Certainly there are representations of this time period among our most favorite buildings around the planet, so if “guns” elude you, your emotions, or your tastes, think of beautiful, carefully constructed, famous buildings that inspire people (or furniture, or cars, or or or…). Then you should understand that those nerdy, harmless romantics actually carry such high art around in the woods, and that being a nut for such specimens of humankind’s best mechanical and artistic abilities is not such a strange preoccupation, after all.
It is an aesthetic pursuit, with a bang.
As this right here is not a book, and as it is merely my own small, off-hand, and brief attempt to say Thank You to people who have distantly but materially added to my quality and enjoyment of life, just three institutions are receiving mention today, though many many many more deserve kudos, too (Steve Bodio comes to mind, or Ironmen Antiques, and and and…).

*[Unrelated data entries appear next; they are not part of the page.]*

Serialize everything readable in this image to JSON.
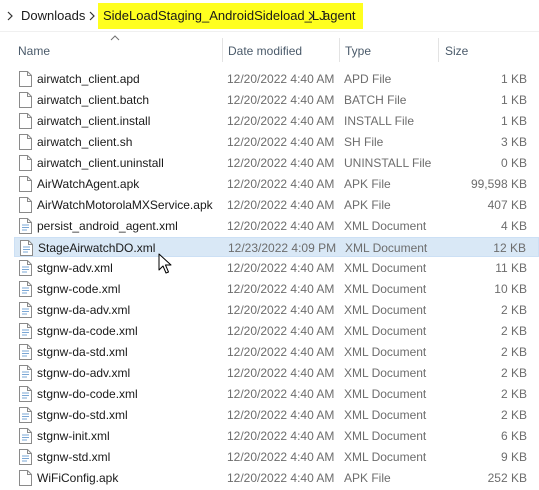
{
  "breadcrumb": {
    "items": [
      {
        "label": "Downloads",
        "highlighted": false
      },
      {
        "label": "SideLoadStaging_AndroidSideload_LJ",
        "highlighted": true
      },
      {
        "label": "agent",
        "highlighted": true
      }
    ],
    "highlight_color": "#ffff1f"
  },
  "columns": {
    "name": "Name",
    "date": "Date modified",
    "type": "Type",
    "size": "Size"
  },
  "files": [
    {
      "name": "airwatch_client.apd",
      "date": "12/20/2022 4:40 AM",
      "type": "APD File",
      "size": "1 KB",
      "icon": "generic-file-icon",
      "selected": false
    },
    {
      "name": "airwatch_client.batch",
      "date": "12/20/2022 4:40 AM",
      "type": "BATCH File",
      "size": "1 KB",
      "icon": "generic-file-icon",
      "selected": false
    },
    {
      "name": "airwatch_client.install",
      "date": "12/20/2022 4:40 AM",
      "type": "INSTALL File",
      "size": "1 KB",
      "icon": "generic-file-icon",
      "selected": false
    },
    {
      "name": "airwatch_client.sh",
      "date": "12/20/2022 4:40 AM",
      "type": "SH File",
      "size": "3 KB",
      "icon": "generic-file-icon",
      "selected": false
    },
    {
      "name": "airwatch_client.uninstall",
      "date": "12/20/2022 4:40 AM",
      "type": "UNINSTALL File",
      "size": "0 KB",
      "icon": "generic-file-icon",
      "selected": false
    },
    {
      "name": "AirWatchAgent.apk",
      "date": "12/20/2022 4:40 AM",
      "type": "APK File",
      "size": "99,598 KB",
      "icon": "generic-file-icon",
      "selected": false
    },
    {
      "name": "AirWatchMotorolaMXService.apk",
      "date": "12/20/2022 4:40 AM",
      "type": "APK File",
      "size": "407 KB",
      "icon": "generic-file-icon",
      "selected": false
    },
    {
      "name": "persist_android_agent.xml",
      "date": "12/20/2022 4:40 AM",
      "type": "XML Document",
      "size": "4 KB",
      "icon": "xml-file-icon",
      "selected": false
    },
    {
      "name": "StageAirwatchDO.xml",
      "date": "12/23/2022 4:09 PM",
      "type": "XML Document",
      "size": "12 KB",
      "icon": "xml-file-icon",
      "selected": true
    },
    {
      "name": "stgnw-adv.xml",
      "date": "12/20/2022 4:40 AM",
      "type": "XML Document",
      "size": "11 KB",
      "icon": "xml-file-icon",
      "selected": false
    },
    {
      "name": "stgnw-code.xml",
      "date": "12/20/2022 4:40 AM",
      "type": "XML Document",
      "size": "10 KB",
      "icon": "xml-file-icon",
      "selected": false
    },
    {
      "name": "stgnw-da-adv.xml",
      "date": "12/20/2022 4:40 AM",
      "type": "XML Document",
      "size": "2 KB",
      "icon": "xml-file-icon",
      "selected": false
    },
    {
      "name": "stgnw-da-code.xml",
      "date": "12/20/2022 4:40 AM",
      "type": "XML Document",
      "size": "2 KB",
      "icon": "xml-file-icon",
      "selected": false
    },
    {
      "name": "stgnw-da-std.xml",
      "date": "12/20/2022 4:40 AM",
      "type": "XML Document",
      "size": "2 KB",
      "icon": "xml-file-icon",
      "selected": false
    },
    {
      "name": "stgnw-do-adv.xml",
      "date": "12/20/2022 4:40 AM",
      "type": "XML Document",
      "size": "2 KB",
      "icon": "xml-file-icon",
      "selected": false
    },
    {
      "name": "stgnw-do-code.xml",
      "date": "12/20/2022 4:40 AM",
      "type": "XML Document",
      "size": "2 KB",
      "icon": "xml-file-icon",
      "selected": false
    },
    {
      "name": "stgnw-do-std.xml",
      "date": "12/20/2022 4:40 AM",
      "type": "XML Document",
      "size": "2 KB",
      "icon": "xml-file-icon",
      "selected": false
    },
    {
      "name": "stgnw-init.xml",
      "date": "12/20/2022 4:40 AM",
      "type": "XML Document",
      "size": "6 KB",
      "icon": "xml-file-icon",
      "selected": false
    },
    {
      "name": "stgnw-std.xml",
      "date": "12/20/2022 4:40 AM",
      "type": "XML Document",
      "size": "9 KB",
      "icon": "xml-file-icon",
      "selected": false
    },
    {
      "name": "WiFiConfig.apk",
      "date": "12/20/2022 4:40 AM",
      "type": "APK File",
      "size": "252 KB",
      "icon": "generic-file-icon",
      "selected": false
    }
  ],
  "colors": {
    "selection": "#d9e8f6",
    "header_text": "#4a5a6a",
    "secondary_text": "#6d6d6d"
  }
}
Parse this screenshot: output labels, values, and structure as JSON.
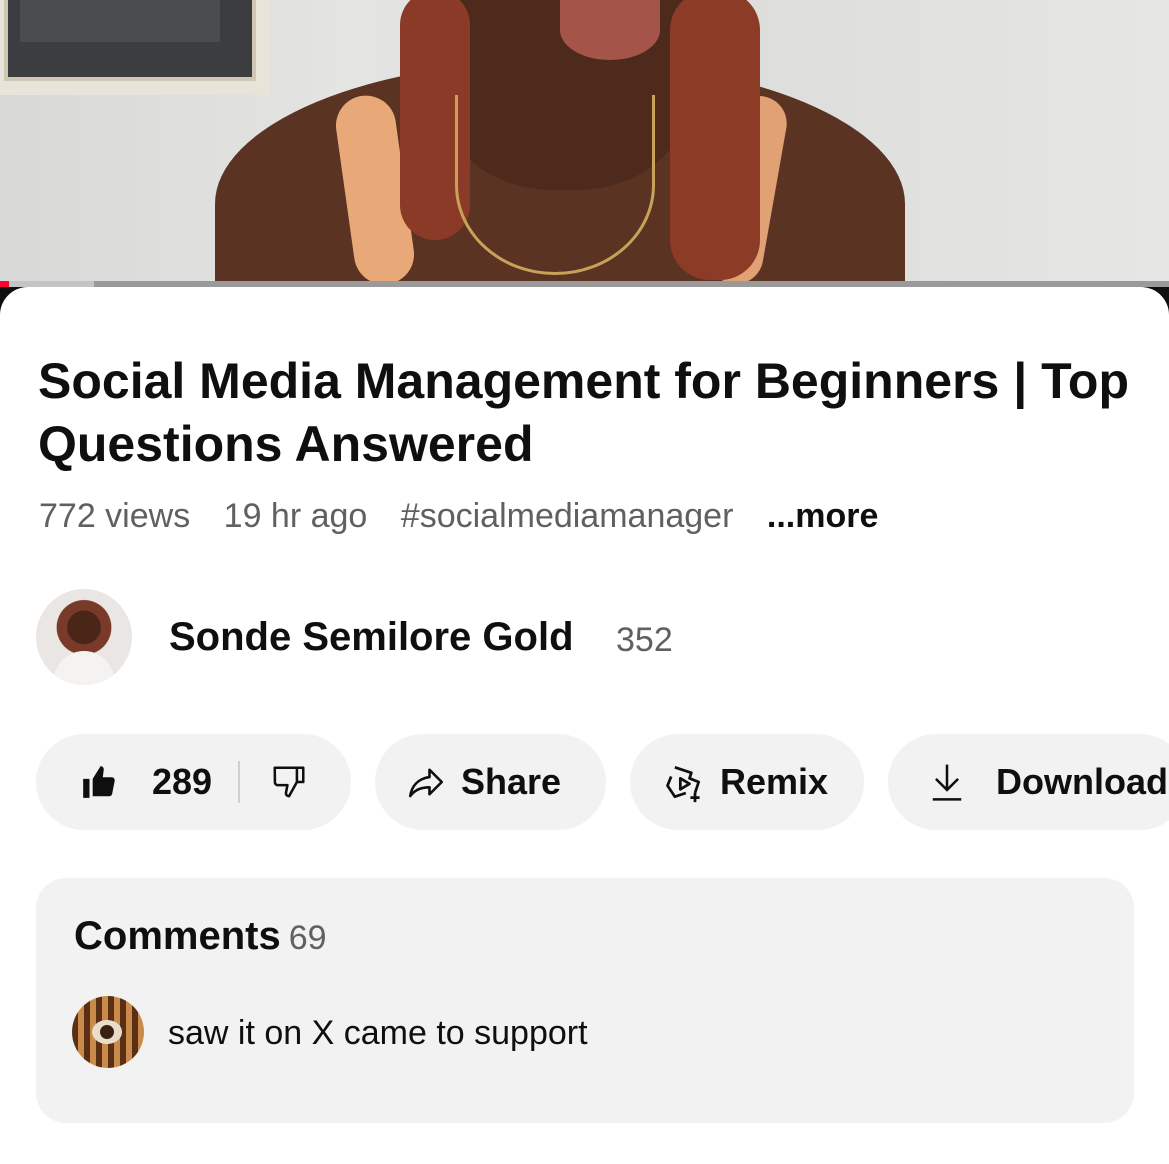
{
  "video": {
    "progress_fraction": 0.008,
    "buffered_fraction": 0.08,
    "progress_color": "#ff0033"
  },
  "title": "Social Media Management for Beginners | Top Questions Answered",
  "meta": {
    "views": "772 views",
    "age": "19 hr ago",
    "hashtag": "#socialmediamanager",
    "more": "...more"
  },
  "channel": {
    "name": "Sonde Semilore Gold",
    "subscribers": "352"
  },
  "actions": {
    "like_count": "289",
    "like_icon": "thumbs-up-filled-icon",
    "dislike_icon": "thumbs-down-icon",
    "share_label": "Share",
    "remix_label": "Remix",
    "download_label": "Download"
  },
  "comments": {
    "title": "Comments",
    "count": "69",
    "top_comment": "saw it on X came to support"
  }
}
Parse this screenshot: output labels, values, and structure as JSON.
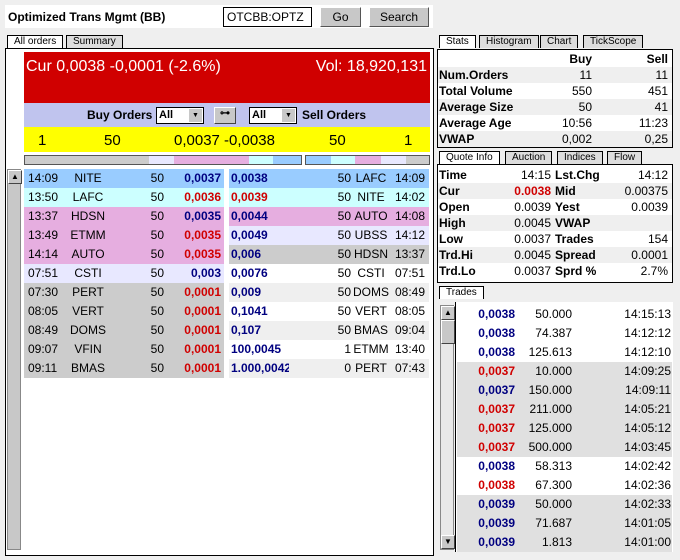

First, a big thank you to the Cote Family, the hard working founding publishers of the Double Gun & Single Shot Journal (DGJ), 1989 to present. Without the DGJ, aficionados of old but not the oldest or most popular firearms would have but occasional and fleeting mentions in Grey’s Sporting Journal, American Rifleman, and hard-to-find tomes filled with errata and alchemy. DGJ captures both the spirit of old hunting tools and methods, and the details required to make the whole endeavor successfully fall into place now.
Without the DGJ, Capstick and Pondoro and similar oldies-but-goodies would be most of the reading available to us. Yes, yes, Roosevelt’s African Game Trails and his other hunting books are phenomenal, but how many times over can a person read them?
So a huge Thank You to the Cote family for keeping the DGJ going.
Second, DGJ hosts such gifted analysts as Sherman Bell, whose decades-long “Finding Out for Myself” series of articles has put to rest silly notions about using black powder and nitro-for-black substitutes (yes, you can kill a beautiful buck with style, elegance, and woodcraft, you do not have to be an assassin to be successful), the safety of Damascus barrels (yes, they are safe with modern shells), and other interesting myths and facts surrounding Grandpa’s old gun on the mantle. Thank You to Sherman Bell, for enriching my life in small but directly meaningful ways with these beloved and useful artifacts.
Finally, a huge Thank You to noted gun writer Ross Seyfried, whose introspective writings and wanderings in DGJ and elsewhere have inspired many others to pick up the double rifle or single shot, and shelve the plastic contraption, once again capturing the spirit, at least, of fair chase. And Thank You, Ross, for your own steady, incredibly patient guidance and knowledge as I walk my own path.
Yes, I know, you too had your mentors, and they too held your hand and guided you along your path. We have walked those paths with you in the Matabeleland of Rhodesia/Zimbabwe and the hills of Elk Song in Oregon. But in a culture of increasingly shallow or fragile relationships, expectations of immediate gratification, point-and-click ‘knowledge’, plastic contraption guns, brief patience, half-mile assassinations of unstalked animals, and so on, being a junior apprentice to someone like you is a pleasurable rarity, and an honor.
Ross, I pledge I will do my best to follow in your footsteps and do as you have done with me: Passing along all of my knowledge of the old things, the old ways, the class and the grace — what little I possess!, to those who want them. I will withhold nothing from that next generation.